Home / Features / Frame
   Legion Chief Frame
   By Frank Woslum
While checking prices on Chief frames, it occurred to me that not all of us can afford $1400.00 - $2000.00. Perhaps you have an engine, but aren’t really interested in ‘correctness’ or total restoration. It makes sense to carry the ‘Warpath’ concept a step further to include the Chief powerplant.
Wheels, forks, etc, from other makes of bike are readily available, but unless you have an original Chief frame, you usually have to be prepared to do a bit of cutting and welding. 
My solution to this problem was to come up with a frame that, while not ‘correct’ for restorations, would be economical, easily manufactured, and adaptable to the user’s ideas.  By using modern materials and fabrication techniques, it should be possible to keep costs in the $500 - $750 range.
I was fortunate to locate a copy of the factory blueprints of the 1944 and up (per drawing date) Chief plunger frame.  I used the original pertinent geometry for steering head, motor mounts and wheelbase as a starting point.   The main difference in design is that this frame  uses all tubular welded construction and is rigid rather than plunger.
As the design progressed, I received valuable input from listers.  Some of the suggestions were incorporated in the design, others were not.  It is important to be aware that the “Legion” may not appeal to all.  It wasn’t intended to.  It is my personal vision of a way to get a Chief powered machine on the road.  While I salivate over a well restored Indian as much as anyone, my feeling is that they are meant to be ridden, as well as displayed.

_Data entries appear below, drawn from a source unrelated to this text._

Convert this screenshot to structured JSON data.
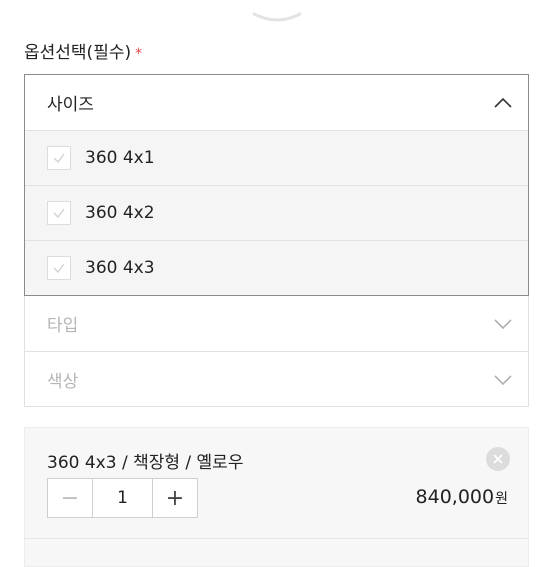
{
  "section": {
    "label": "옵션선택(필수)",
    "required_mark": "*"
  },
  "size_dropdown": {
    "label": "사이즈",
    "options": [
      {
        "label": "360 4x1",
        "checked": true
      },
      {
        "label": "360 4x2",
        "checked": true
      },
      {
        "label": "360 4x3",
        "checked": true
      }
    ]
  },
  "type_dropdown": {
    "label": "타입"
  },
  "color_dropdown": {
    "label": "색상"
  },
  "cart_item": {
    "title": "360 4x3 / 책장형 / 옐로우",
    "quantity": "1",
    "minus": "−",
    "plus": "+",
    "price": "840,000",
    "price_unit": "원"
  },
  "colors": {
    "required": "#e64545",
    "border_active": "#8a8a8a",
    "option_bg": "#f5f5f5"
  }
}
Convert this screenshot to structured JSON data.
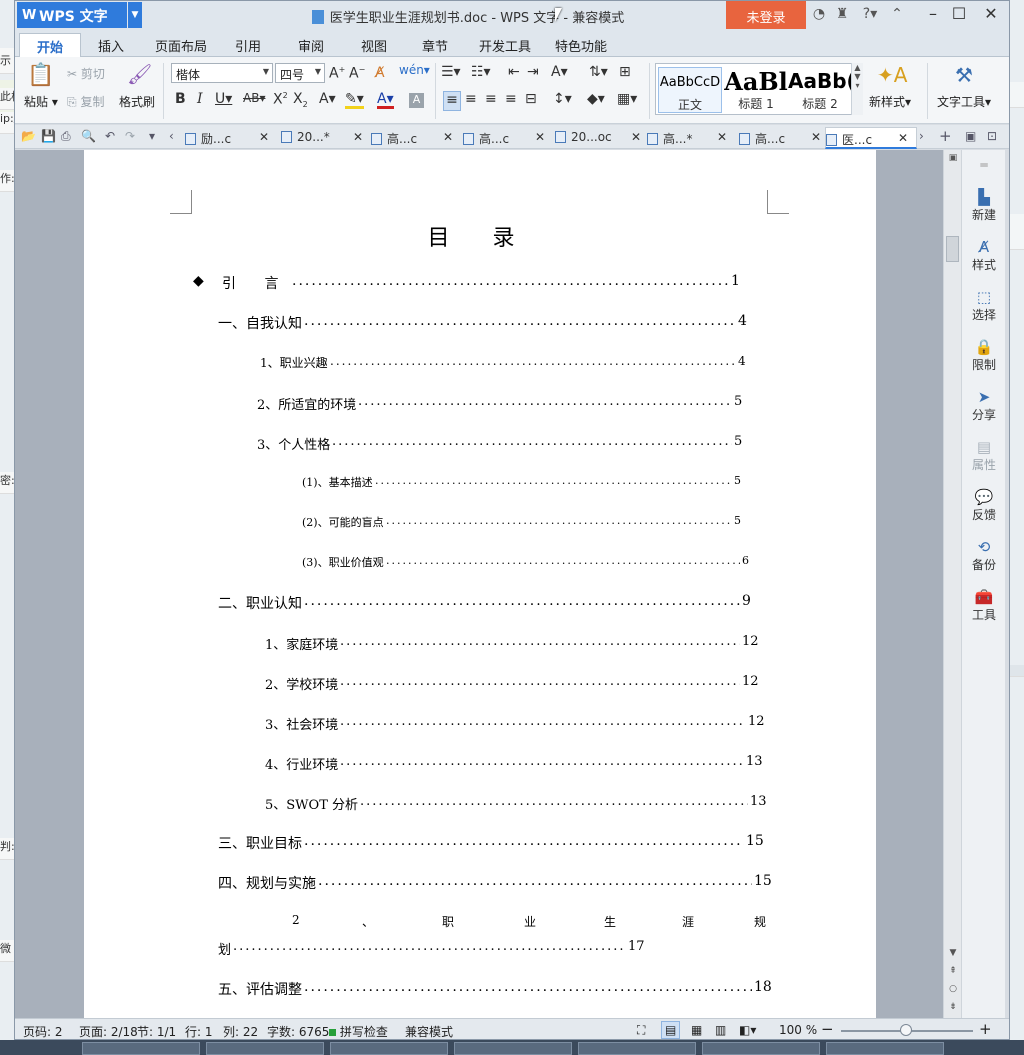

Once the basics were laid out, it was a simple matter to modify the concept to achieve a ‘wide-glide’, standard or OHV frame.  The ‘Standard’ will be the prototype.  All tabs, with the exception of motor/tranny mounts, have been left off. Castings can be purchased and added by the user as he/she sees fit. This not only keeps the cost down, but allows for a good deal of personalization.  There is also a 4-inch stretch behind the ‘seat post’.  I have always liked the panhead oil tank/battery box arrangement and this accommodates it well.  The chain tension is by Japanese style adjusters, available at any salvage yard.  The steering head is set up to accept virtually any fork set up by using modular bearing cups, again, added by the user.

At this point, all of the engineering drawings are completed and the design has gone out for fabrication quotes.  There are several ways to market the frame:

1. The plans alone can be made available and the user can put it together.
2.  A “D.I.Y.” kit including plans, pre-bent frame tubes and all machined parts could be provided, leaving welding and assembly to the user.
3. The finished frame, ready for your Chief engine, bearing cups, forks, wheels, etc, could be purchased. (See drawing 3.)

Of course, #3 is preferable.  It is my intention to see the “Legion” frame produced and marketed as an alternative to the high cost of an original or reproduction frame for your Chief engine.

More next month...

Click on pictures for full size

1. Side view

2. Front view

3. Rolling chassis

For castings (kicker mount, seat T, footboard mounts etc), check out Michael Breeding's online catalog here!

If you would prefer a stock replica frame, keep in mind that only 10 orders are needed to start production of any Indian frame!

See the VI Buyers' Club for details.

Home  -  Features  -  Archives  -  Back Issues  -  VI Network  -  VI Mailing List  -  Contact VI